» **WORK ITEM**
The response should consist of the data below, copied exactly, with no pictures in it.

[Page and application data records]
⁂

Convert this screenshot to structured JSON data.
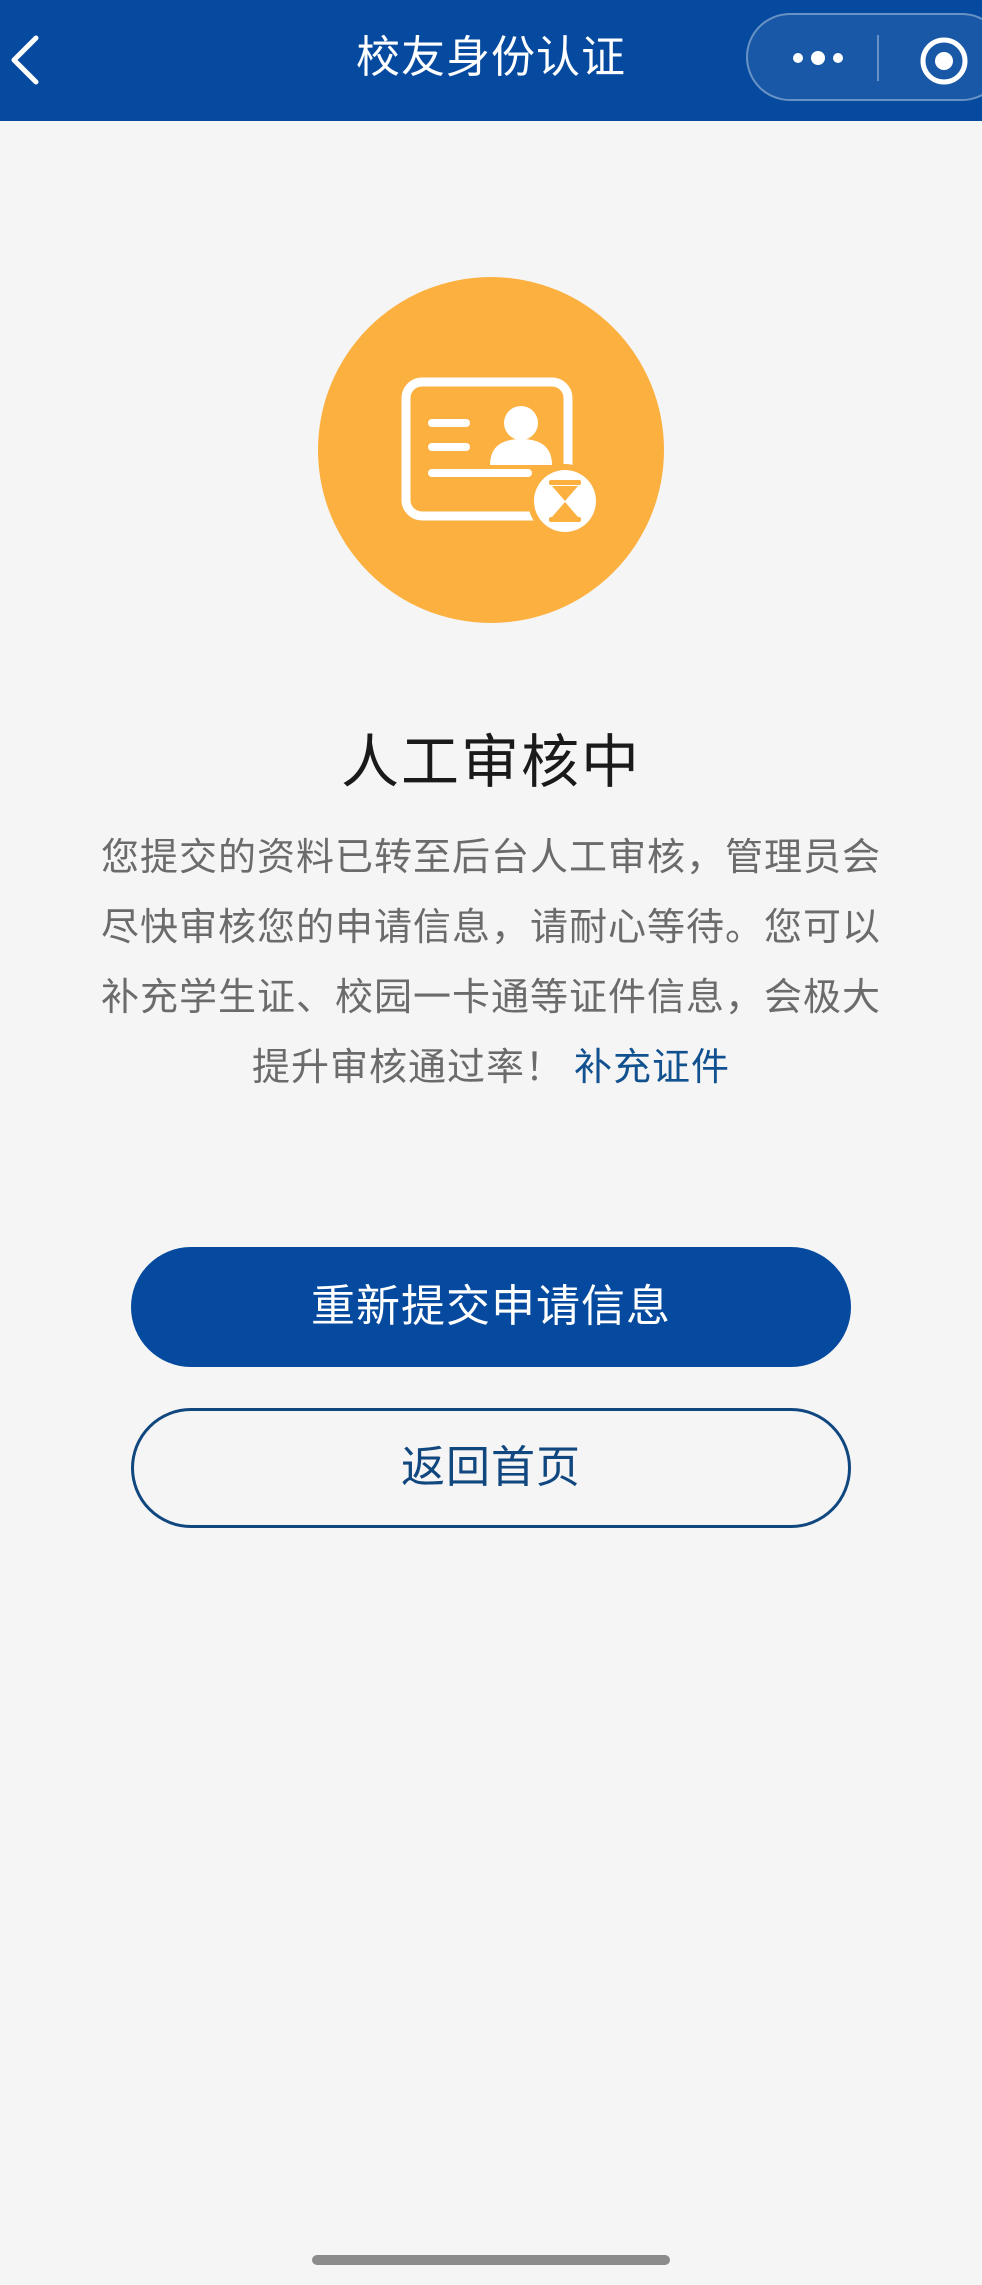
{
  "navbar": {
    "title": "校友身份认证",
    "back_icon": "chevron-left-icon",
    "more_icon": "more-dots-icon",
    "close_icon": "target-close-icon",
    "background_color": "#054a9f"
  },
  "status": {
    "icon": "id-card-pending-icon",
    "icon_color": "#fbb040",
    "title": "人工审核中",
    "description": "您提交的资料已转至后台人工审核，管理员会尽快审核您的申请信息，请耐心等待。您可以补充学生证、校园一卡通等证件信息，会极大提升审核通过率！",
    "supplement_link": "补充证件",
    "link_color": "#12518f"
  },
  "actions": {
    "resubmit_label": "重新提交申请信息",
    "home_label": "返回首页"
  }
}
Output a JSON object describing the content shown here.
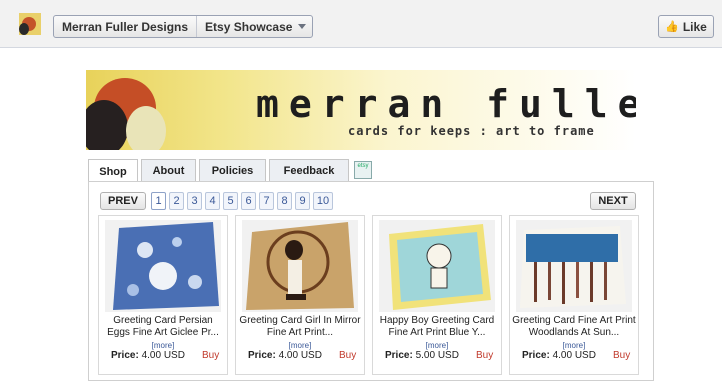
{
  "header": {
    "page_name": "Merran Fuller Designs",
    "app_name": "Etsy Showcase",
    "like_label": "Like"
  },
  "banner": {
    "title": "merran fuller",
    "tagline": "cards for keeps : art to frame"
  },
  "tabs": [
    {
      "label": "Shop",
      "active": true
    },
    {
      "label": "About"
    },
    {
      "label": "Policies"
    },
    {
      "label": "Feedback"
    }
  ],
  "tab_icon": {
    "name": "etsy-icon",
    "text": "etsy"
  },
  "pagination": {
    "prev_label": "PREV",
    "next_label": "NEXT",
    "pages": [
      "1",
      "2",
      "3",
      "4",
      "5",
      "6",
      "7",
      "8",
      "9",
      "10"
    ],
    "current": "1"
  },
  "products": [
    {
      "title": "Greeting Card Persian Eggs Fine Art Giclee Pr...",
      "more": "[more]",
      "price_label": "Price:",
      "price": "4.00 USD",
      "buy": "Buy"
    },
    {
      "title": "Greeting Card Girl In Mirror Fine Art Print...",
      "more": "[more]",
      "price_label": "Price:",
      "price": "4.00 USD",
      "buy": "Buy"
    },
    {
      "title": "Happy Boy Greeting Card Fine Art Print Blue Y...",
      "more": "[more]",
      "price_label": "Price:",
      "price": "5.00 USD",
      "buy": "Buy"
    },
    {
      "title": "Greeting Card Fine Art Print Woodlands At Sun...",
      "more": "[more]",
      "price_label": "Price:",
      "price": "4.00 USD",
      "buy": "Buy"
    }
  ],
  "colors": {
    "link": "#3b5998",
    "buy": "#c0392b",
    "banner_yellow": "#e8d25a"
  }
}
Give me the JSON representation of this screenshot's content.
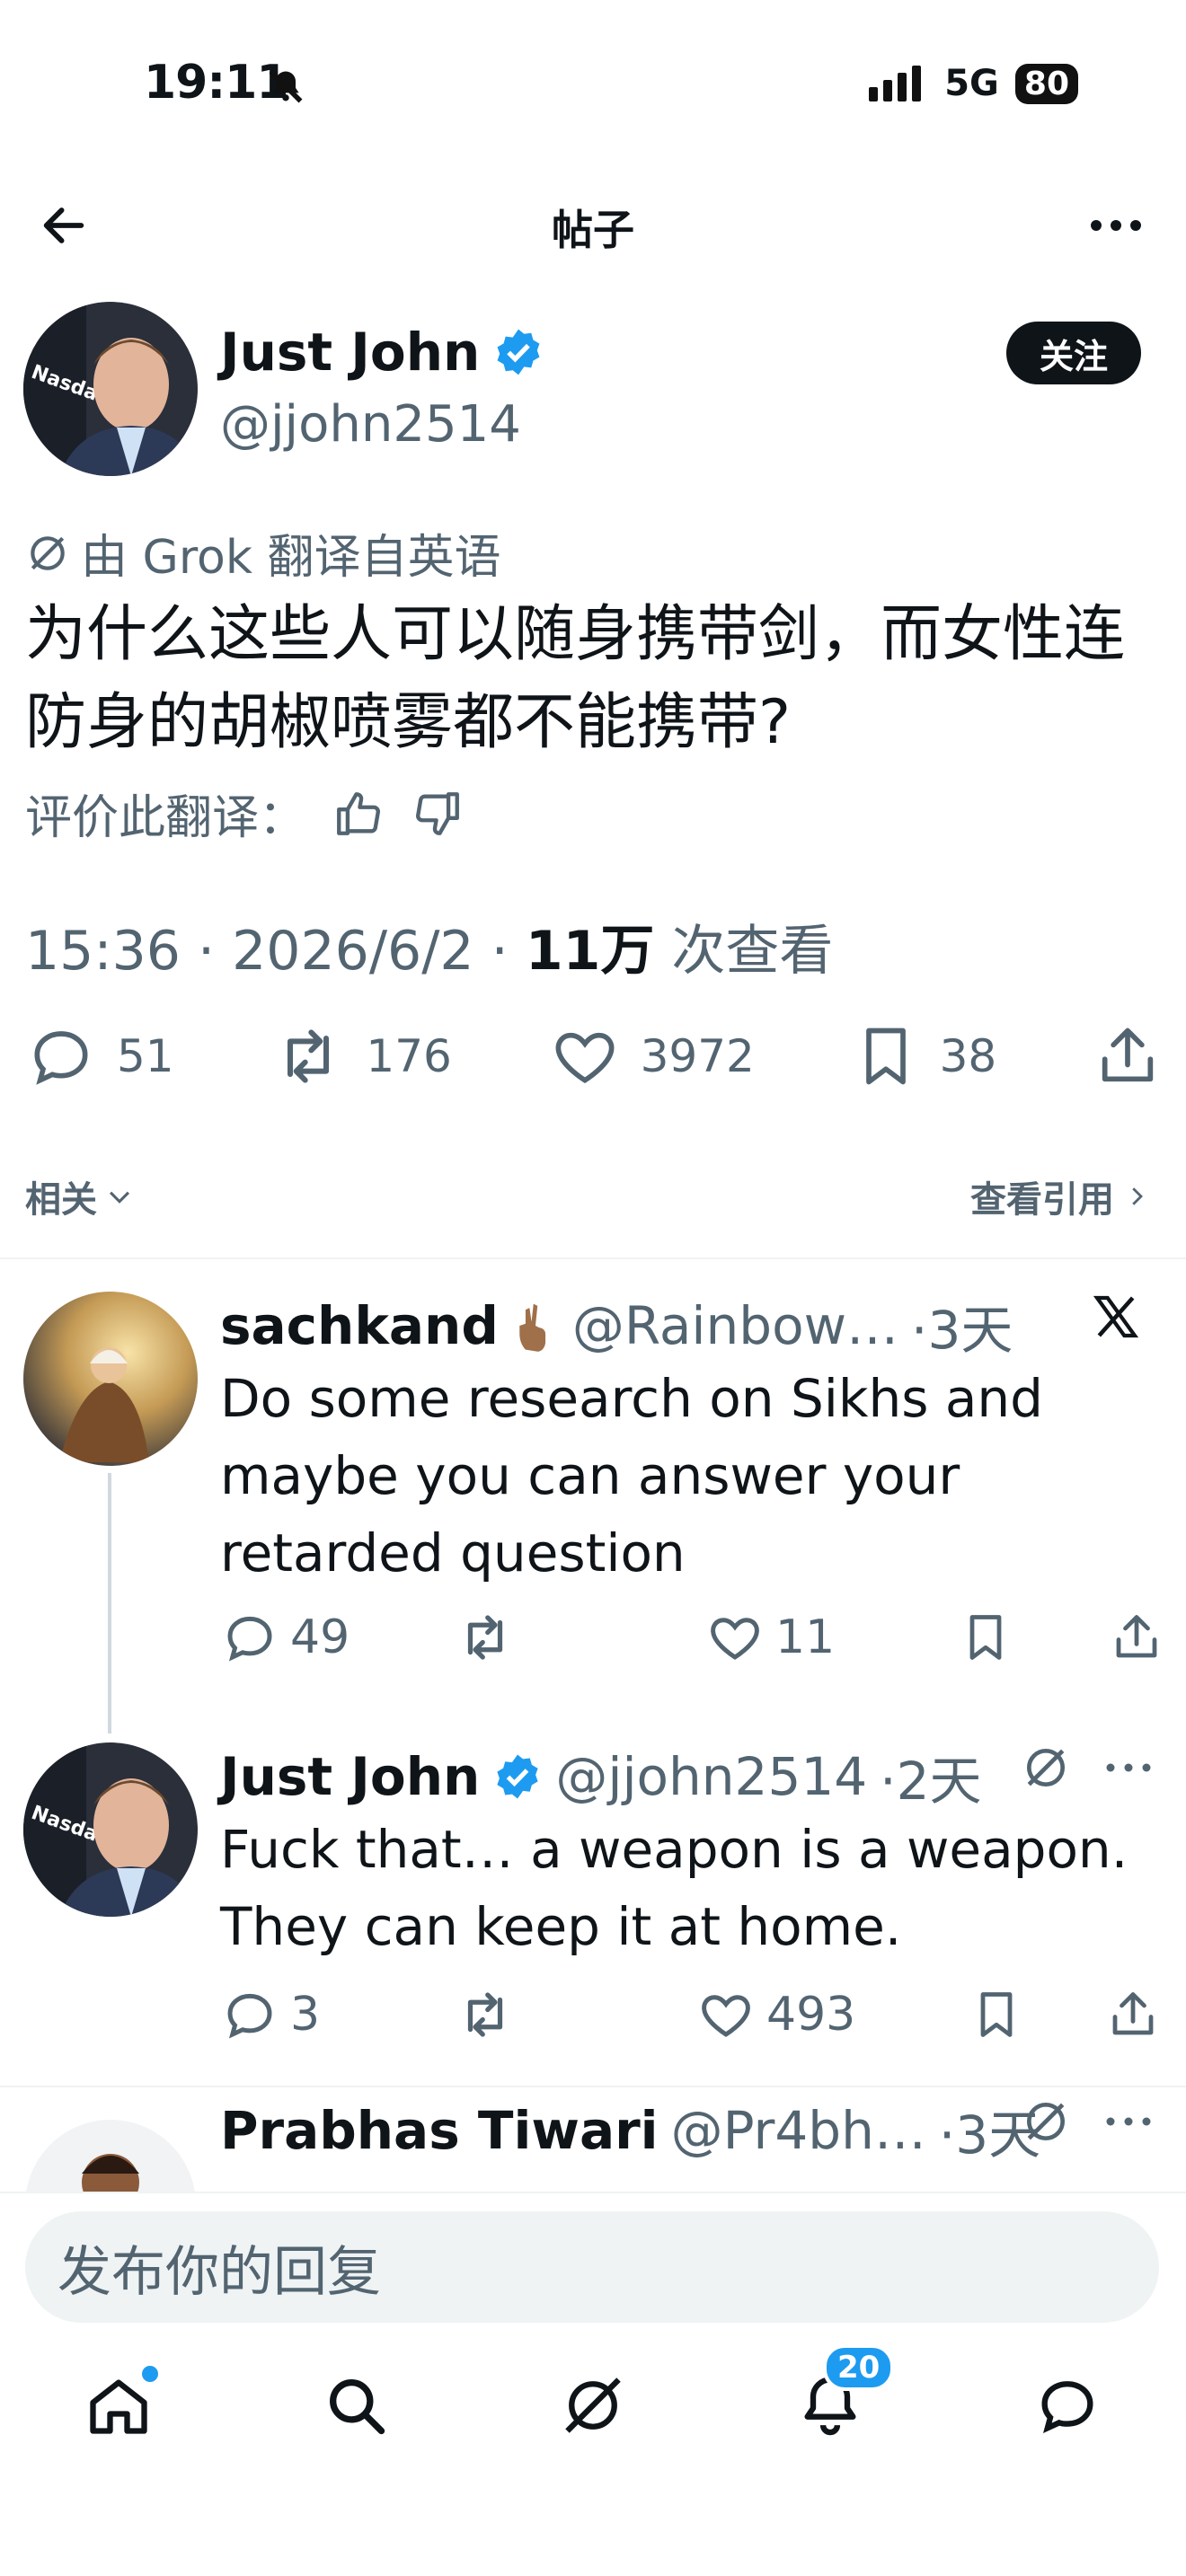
{
  "status": {
    "time": "19:11",
    "network": "5G",
    "battery": "80"
  },
  "header": {
    "title": "帖子"
  },
  "post": {
    "author_name": "Just John",
    "handle": "@jjohn2514",
    "follow_label": "关注",
    "translated_label": "由 Grok 翻译自英语",
    "text": "为什么这些人可以随身携带剑，而女性连防身的胡椒喷雾都不能携带?",
    "rate_label": "评价此翻译：",
    "time": "15:36 · 2026/6/2 · ",
    "views": "11万",
    "views_label": " 次查看",
    "stats": {
      "replies": "51",
      "reposts": "176",
      "likes": "3972",
      "bookmarks": "38"
    }
  },
  "related": {
    "sort_label": "相关",
    "quotes_label": "查看引用"
  },
  "replies": [
    {
      "name": "sachkand",
      "handle": "@Rainbow…",
      "time": "·3天",
      "text": "Do some research on Sikhs and maybe you can answer your retarded question",
      "stats": {
        "replies": "49",
        "likes": "11"
      }
    },
    {
      "name": "Just John",
      "handle": "@jjohn2514",
      "time": "·2天",
      "text": "Fuck that… a weapon is a weapon. They can keep it at home.",
      "stats": {
        "replies": "3",
        "likes": "493"
      }
    },
    {
      "name": "Prabhas Tiwari",
      "handle": "@Pr4bh…",
      "time": "·3天"
    }
  ],
  "compose": {
    "placeholder": "发布你的回复"
  },
  "nav": {
    "notifications_badge": "20"
  },
  "colors": {
    "accent": "#1d9bf0",
    "text": "#0f1419",
    "muted": "#536471"
  }
}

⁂

» **RESULT**
Convert this screenshot to structured JSON data.
{
  "navbar": {
    "title": "校友身份认证",
    "back_icon": "chevron-left-icon",
    "more_icon": "more-dots-icon",
    "close_icon": "target-close-icon",
    "background_color": "#054a9f"
  },
  "status": {
    "icon": "id-card-pending-icon",
    "icon_color": "#fbb040",
    "title": "人工审核中",
    "description": "您提交的资料已转至后台人工审核，管理员会尽快审核您的申请信息，请耐心等待。您可以补充学生证、校园一卡通等证件信息，会极大提升审核通过率！",
    "supplement_link": "补充证件",
    "link_color": "#12518f"
  },
  "actions": {
    "resubmit_label": "重新提交申请信息",
    "home_label": "返回首页"
  }
}
Output a JSON object describing the content shown here.
{
  "header": {
    "page_name": "Merran Fuller Designs",
    "app_name": "Etsy Showcase",
    "like_label": "Like"
  },
  "banner": {
    "title": "merran fuller",
    "tagline": "cards for keeps : art to frame"
  },
  "tabs": [
    {
      "label": "Shop",
      "active": true
    },
    {
      "label": "About"
    },
    {
      "label": "Policies"
    },
    {
      "label": "Feedback"
    }
  ],
  "tab_icon": {
    "name": "etsy-icon",
    "text": "etsy"
  },
  "pagination": {
    "prev_label": "PREV",
    "next_label": "NEXT",
    "pages": [
      "1",
      "2",
      "3",
      "4",
      "5",
      "6",
      "7",
      "8",
      "9",
      "10"
    ],
    "current": "1"
  },
  "products": [
    {
      "title": "Greeting Card Persian Eggs Fine Art Giclee Pr...",
      "more": "[more]",
      "price_label": "Price:",
      "price": "4.00 USD",
      "buy": "Buy"
    },
    {
      "title": "Greeting Card Girl In Mirror Fine Art Print...",
      "more": "[more]",
      "price_label": "Price:",
      "price": "4.00 USD",
      "buy": "Buy"
    },
    {
      "title": "Happy Boy Greeting Card Fine Art Print Blue Y...",
      "more": "[more]",
      "price_label": "Price:",
      "price": "5.00 USD",
      "buy": "Buy"
    },
    {
      "title": "Greeting Card Fine Art Print Woodlands At Sun...",
      "more": "[more]",
      "price_label": "Price:",
      "price": "4.00 USD",
      "buy": "Buy"
    }
  ],
  "colors": {
    "link": "#3b5998",
    "buy": "#c0392b",
    "banner_yellow": "#e8d25a"
  }
}
Give me the JSON representation of this screenshot's content.
{
  "status": {
    "time": "19:11",
    "network": "5G",
    "battery": "80"
  },
  "header": {
    "title": "帖子"
  },
  "post": {
    "author_name": "Just John",
    "handle": "@jjohn2514",
    "follow_label": "关注",
    "translated_label": "由 Grok 翻译自英语",
    "text": "为什么这些人可以随身携带剑，而女性连防身的胡椒喷雾都不能携带?",
    "rate_label": "评价此翻译：",
    "time": "15:36 · 2026/6/2 · ",
    "views": "11万",
    "views_label": " 次查看",
    "stats": {
      "replies": "51",
      "reposts": "176",
      "likes": "3972",
      "bookmarks": "38"
    }
  },
  "related": {
    "sort_label": "相关",
    "quotes_label": "查看引用"
  },
  "replies": [
    {
      "name": "sachkand",
      "handle": "@Rainbow…",
      "time": "·3天",
      "text": "Do some research on Sikhs and maybe you can answer your retarded question",
      "stats": {
        "replies": "49",
        "likes": "11"
      }
    },
    {
      "name": "Just John",
      "handle": "@jjohn2514",
      "time": "·2天",
      "text": "Fuck that… a weapon is a weapon. They can keep it at home.",
      "stats": {
        "replies": "3",
        "likes": "493"
      }
    },
    {
      "name": "Prabhas Tiwari",
      "handle": "@Pr4bh…",
      "time": "·3天"
    }
  ],
  "compose": {
    "placeholder": "发布你的回复"
  },
  "nav": {
    "notifications_badge": "20"
  },
  "colors": {
    "accent": "#1d9bf0",
    "text": "#0f1419",
    "muted": "#536471"
  }
}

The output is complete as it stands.